The first talk of this year’s Geography and Environment seminar series looks at tracing environmental damage on an ecosytem through the layers of sediment in the closest lake
On Wednesday, Dr. Joshua Kurek gave the first talk of the geography and environment department’s new lecture series. Kurek spoke on the legacy of persistent pollutants associated with historic forest management in New Brunswick.
Kurek began by explaining how lake ecosystems are great indicators of environmental conditions. Kurek then explained how many lakes in New Brunswick are not safe. “You can go onto the New Brunswick chief medical officer’s website and see about a dozen or so lakes that are on the registry permanently for health advisories. Some of these lakes are in more urban areas, but many of them are remote lakes in the middle of nowhere in our forests,” said Kurek. “So this brings up a lot of questions about what is driving these potential environmental changes.”
Kurek explained that New Brunswick exists in a complex ecosystem with many different stressors that impact lakes. One of these stressors is the historic use of DDT in the province. Without the use of insecticides, New Brunswick experiences an outbreak of spruce budworm around every 30 years. In the ’50s and ’60s, New Brunswick managed these outbreaks by implementing the world’s largest spraying of DDT insecticides, spraying 12 million pounds of the chemical over the province’s forests.
Another stressor that has affected lake environments in New Brunswick is climate change, which Kurek said has influenced physical, chemical and biological processes in lakes. For example, climate change has caused the duration of ice on lakes to be shortened by about 10 days, due to later freezes and earlier thawing. “That doesn’t sound like a lot over the course of a year but if you’re a small organism and you complete your entire life cycle in a matter of hours to days, that makes a big difference to your population,” said Kurek.
Kurek’s research focuses on determining the history and recovery of these lakes using paleolimnology, which reconstructs historic lake sediment. “Materials that exist within the lake are shed and ultimately work their way into the lake sediments,” said Kurek. “The same can be said about materials that come from outside of lake systems, like DDT and other environmental contaminants.”
In maritime lakes, 20 centimetres in sediment records can be assessed to provide data for roughly the last 100 to 150 years.
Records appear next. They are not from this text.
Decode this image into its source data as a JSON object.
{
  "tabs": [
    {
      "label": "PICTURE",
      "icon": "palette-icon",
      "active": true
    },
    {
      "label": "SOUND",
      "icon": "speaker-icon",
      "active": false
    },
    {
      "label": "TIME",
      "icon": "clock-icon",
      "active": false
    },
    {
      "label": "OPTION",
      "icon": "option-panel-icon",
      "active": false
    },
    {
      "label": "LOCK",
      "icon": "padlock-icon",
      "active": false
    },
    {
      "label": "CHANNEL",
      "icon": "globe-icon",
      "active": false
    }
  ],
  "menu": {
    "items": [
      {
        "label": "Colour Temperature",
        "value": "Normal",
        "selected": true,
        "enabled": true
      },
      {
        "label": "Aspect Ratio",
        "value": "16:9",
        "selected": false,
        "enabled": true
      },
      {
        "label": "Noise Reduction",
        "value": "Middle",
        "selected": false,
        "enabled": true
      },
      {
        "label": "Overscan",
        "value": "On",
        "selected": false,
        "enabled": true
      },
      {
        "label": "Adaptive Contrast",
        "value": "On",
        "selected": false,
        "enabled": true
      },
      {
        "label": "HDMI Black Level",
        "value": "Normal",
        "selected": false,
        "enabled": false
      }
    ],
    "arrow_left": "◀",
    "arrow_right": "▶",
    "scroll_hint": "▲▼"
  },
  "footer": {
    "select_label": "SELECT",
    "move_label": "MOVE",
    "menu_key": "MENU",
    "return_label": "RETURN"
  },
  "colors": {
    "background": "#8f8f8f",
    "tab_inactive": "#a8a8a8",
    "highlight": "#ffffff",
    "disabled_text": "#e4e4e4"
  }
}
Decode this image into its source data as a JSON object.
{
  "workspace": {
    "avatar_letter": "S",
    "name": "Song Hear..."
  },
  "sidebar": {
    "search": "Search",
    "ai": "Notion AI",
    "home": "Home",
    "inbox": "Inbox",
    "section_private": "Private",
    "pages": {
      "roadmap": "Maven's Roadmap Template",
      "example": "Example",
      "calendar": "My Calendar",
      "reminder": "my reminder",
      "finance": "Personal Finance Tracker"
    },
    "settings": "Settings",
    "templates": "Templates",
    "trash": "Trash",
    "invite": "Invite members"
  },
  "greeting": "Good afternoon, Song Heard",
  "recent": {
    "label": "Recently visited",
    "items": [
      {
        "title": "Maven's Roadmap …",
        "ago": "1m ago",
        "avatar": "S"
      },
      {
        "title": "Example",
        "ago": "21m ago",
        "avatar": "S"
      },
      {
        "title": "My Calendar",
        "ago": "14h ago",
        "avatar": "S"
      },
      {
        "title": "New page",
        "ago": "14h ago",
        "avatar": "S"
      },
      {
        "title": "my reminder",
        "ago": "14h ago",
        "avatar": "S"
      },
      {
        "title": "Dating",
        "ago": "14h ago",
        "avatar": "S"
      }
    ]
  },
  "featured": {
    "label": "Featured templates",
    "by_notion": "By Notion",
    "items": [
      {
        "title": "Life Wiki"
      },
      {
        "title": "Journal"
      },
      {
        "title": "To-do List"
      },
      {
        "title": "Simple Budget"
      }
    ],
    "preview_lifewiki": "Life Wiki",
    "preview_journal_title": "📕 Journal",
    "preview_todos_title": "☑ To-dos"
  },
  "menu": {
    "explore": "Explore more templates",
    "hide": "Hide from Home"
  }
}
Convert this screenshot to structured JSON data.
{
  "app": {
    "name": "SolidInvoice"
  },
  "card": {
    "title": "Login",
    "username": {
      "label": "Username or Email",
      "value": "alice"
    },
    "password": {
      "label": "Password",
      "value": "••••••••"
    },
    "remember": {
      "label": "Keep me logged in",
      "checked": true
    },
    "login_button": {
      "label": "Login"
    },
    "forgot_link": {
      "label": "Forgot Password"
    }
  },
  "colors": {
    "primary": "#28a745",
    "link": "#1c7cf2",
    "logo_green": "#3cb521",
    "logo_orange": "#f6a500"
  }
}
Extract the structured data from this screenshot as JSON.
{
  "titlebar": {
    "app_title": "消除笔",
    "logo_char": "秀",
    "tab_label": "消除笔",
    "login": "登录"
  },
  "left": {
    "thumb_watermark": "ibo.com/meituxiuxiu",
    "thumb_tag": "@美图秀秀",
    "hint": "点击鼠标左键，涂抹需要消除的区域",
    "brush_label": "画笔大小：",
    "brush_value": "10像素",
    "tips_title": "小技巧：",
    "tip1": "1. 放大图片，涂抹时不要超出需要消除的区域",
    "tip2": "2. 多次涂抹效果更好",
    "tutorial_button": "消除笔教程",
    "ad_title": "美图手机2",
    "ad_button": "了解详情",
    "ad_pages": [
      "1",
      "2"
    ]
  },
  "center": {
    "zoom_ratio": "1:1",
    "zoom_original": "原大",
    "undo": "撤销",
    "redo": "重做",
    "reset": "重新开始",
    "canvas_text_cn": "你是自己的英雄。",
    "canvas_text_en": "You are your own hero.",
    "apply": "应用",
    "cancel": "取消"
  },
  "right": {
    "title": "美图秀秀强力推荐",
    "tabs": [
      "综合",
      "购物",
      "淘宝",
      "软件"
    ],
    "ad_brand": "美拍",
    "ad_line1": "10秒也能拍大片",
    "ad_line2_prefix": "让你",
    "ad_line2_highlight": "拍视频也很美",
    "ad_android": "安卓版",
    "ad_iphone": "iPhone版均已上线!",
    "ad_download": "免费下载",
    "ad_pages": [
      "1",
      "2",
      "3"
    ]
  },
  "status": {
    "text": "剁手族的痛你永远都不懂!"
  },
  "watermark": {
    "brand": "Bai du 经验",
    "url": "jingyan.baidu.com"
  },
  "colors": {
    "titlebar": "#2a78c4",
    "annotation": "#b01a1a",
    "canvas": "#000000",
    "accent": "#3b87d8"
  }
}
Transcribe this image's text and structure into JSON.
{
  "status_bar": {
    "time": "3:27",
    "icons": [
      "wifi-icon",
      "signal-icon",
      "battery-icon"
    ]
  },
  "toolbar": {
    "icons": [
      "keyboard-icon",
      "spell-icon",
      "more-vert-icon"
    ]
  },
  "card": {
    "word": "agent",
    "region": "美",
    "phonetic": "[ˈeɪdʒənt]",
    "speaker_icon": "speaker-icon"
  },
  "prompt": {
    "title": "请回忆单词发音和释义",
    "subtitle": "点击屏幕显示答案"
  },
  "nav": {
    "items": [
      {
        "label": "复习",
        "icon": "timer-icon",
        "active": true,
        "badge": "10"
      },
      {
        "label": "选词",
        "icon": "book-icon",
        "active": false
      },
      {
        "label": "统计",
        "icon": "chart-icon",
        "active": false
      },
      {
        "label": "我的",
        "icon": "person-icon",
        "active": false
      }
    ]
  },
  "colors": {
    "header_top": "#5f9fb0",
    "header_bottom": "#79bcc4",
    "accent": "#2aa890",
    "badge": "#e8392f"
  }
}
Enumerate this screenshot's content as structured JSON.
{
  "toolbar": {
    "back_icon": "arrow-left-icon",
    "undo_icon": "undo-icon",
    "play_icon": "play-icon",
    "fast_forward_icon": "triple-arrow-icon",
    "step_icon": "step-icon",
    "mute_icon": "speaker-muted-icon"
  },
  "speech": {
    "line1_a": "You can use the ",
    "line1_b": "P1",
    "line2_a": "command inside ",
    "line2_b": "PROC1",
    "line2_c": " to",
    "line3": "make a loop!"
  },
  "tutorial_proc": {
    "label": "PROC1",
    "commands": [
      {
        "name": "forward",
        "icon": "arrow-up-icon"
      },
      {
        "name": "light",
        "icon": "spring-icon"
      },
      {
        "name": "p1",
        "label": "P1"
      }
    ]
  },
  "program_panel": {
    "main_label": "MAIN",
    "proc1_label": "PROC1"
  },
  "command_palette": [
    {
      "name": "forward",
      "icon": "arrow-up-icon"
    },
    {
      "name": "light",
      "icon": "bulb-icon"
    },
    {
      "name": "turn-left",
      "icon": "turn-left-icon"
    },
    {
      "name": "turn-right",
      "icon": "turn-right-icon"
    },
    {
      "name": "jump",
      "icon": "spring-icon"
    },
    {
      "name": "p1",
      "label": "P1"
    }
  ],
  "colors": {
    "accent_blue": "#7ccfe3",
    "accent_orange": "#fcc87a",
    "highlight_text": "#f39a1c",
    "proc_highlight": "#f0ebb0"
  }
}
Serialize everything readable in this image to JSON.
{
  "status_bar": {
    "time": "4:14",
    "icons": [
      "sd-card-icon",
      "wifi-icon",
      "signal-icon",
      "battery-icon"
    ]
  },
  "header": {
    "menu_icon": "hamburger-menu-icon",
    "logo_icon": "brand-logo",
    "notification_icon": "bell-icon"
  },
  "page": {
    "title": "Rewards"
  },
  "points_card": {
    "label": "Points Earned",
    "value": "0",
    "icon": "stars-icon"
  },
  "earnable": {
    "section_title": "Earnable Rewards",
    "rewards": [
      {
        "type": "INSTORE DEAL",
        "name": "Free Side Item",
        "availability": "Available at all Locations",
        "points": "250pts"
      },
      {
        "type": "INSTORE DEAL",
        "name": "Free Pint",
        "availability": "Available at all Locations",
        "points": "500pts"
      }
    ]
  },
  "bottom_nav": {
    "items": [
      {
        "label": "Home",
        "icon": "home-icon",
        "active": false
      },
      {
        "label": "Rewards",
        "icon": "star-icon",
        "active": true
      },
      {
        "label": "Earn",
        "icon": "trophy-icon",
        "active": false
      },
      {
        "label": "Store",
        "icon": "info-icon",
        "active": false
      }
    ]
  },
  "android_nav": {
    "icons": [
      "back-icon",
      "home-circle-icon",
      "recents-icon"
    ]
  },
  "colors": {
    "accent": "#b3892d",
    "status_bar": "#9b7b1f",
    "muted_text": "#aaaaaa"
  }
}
These data techniques were used to observe how lake systems have recovered from these environmental stressors. Kurek found that while lakes have recovered from these impacts, they are nevertheless altered by the effects of DDT and climate change.
Abbie Gail Jones is a fourth-year student doing her honours with Kurek and uses paleolimnological approaches in her own research. “I took the conclusion of the seminar to heart,” Jones said. “Even though we may try, we cannot expect ecosystems to totally recover to pre-pollutant conditions, as other factors like climate have changed since. It was kind of like a cautionary tale: We may try to help an affected ecosystem to get back to its original condition but, in reality, after a harm is done it’ll never be the same – we can only try to make it better.”
Dr. Jesse Popp and Dr. Brad Walters of the geography and environment department coordinate the lecture series. Walters said that the motivation behind the series was to get “a series going where colleagues, members of the department and guest speakers we may bring in can come and talk about research they do, not just about the courses they teach and the general subject matter that they engage with, but actual nitty gritty research.”
Popp and Walters plan to have a speaker about once a month, and students are encouraged to attend to learn more about research in these fields.